→ **Problem description**:
Set down all the entries again, word for word.

→ **Data under study**:
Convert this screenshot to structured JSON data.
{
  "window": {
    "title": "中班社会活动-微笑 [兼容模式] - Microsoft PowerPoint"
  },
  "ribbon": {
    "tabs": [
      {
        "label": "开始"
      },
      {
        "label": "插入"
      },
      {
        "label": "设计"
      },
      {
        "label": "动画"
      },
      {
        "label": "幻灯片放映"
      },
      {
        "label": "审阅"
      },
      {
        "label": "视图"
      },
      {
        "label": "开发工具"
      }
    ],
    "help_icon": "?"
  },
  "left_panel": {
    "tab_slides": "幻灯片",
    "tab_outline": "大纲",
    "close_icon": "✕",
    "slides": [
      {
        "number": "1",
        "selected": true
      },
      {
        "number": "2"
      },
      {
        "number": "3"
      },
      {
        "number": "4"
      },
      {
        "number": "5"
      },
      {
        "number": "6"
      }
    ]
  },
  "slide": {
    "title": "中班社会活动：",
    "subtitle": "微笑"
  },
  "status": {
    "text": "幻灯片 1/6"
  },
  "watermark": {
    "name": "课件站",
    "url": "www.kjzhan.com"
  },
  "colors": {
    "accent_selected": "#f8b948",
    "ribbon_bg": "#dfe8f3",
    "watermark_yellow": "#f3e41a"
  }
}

→ **Exercise solution**:
Convert this screenshot to structured JSON data.
{
  "window": {
    "title": "中班社会活动-微笑 [兼容模式] - Microsoft PowerPoint"
  },
  "ribbon": {
    "tabs": [
      {
        "label": "开始"
      },
      {
        "label": "插入"
      },
      {
        "label": "设计"
      },
      {
        "label": "动画"
      },
      {
        "label": "幻灯片放映"
      },
      {
        "label": "审阅"
      },
      {
        "label": "视图"
      },
      {
        "label": "开发工具"
      }
    ],
    "help_icon": "?"
  },
  "left_panel": {
    "tab_slides": "幻灯片",
    "tab_outline": "大纲",
    "close_icon": "✕",
    "slides": [
      {
        "number": "1",
        "selected": true
      },
      {
        "number": "2"
      },
      {
        "number": "3"
      },
      {
        "number": "4"
      },
      {
        "number": "5"
      },
      {
        "number": "6"
      }
    ]
  },
  "slide": {
    "title": "中班社会活动：",
    "subtitle": "微笑"
  },
  "status": {
    "text": "幻灯片 1/6"
  },
  "watermark": {
    "name": "课件站",
    "url": "www.kjzhan.com"
  },
  "colors": {
    "accent_selected": "#f8b948",
    "ribbon_bg": "#dfe8f3",
    "watermark_yellow": "#f3e41a"
  }
}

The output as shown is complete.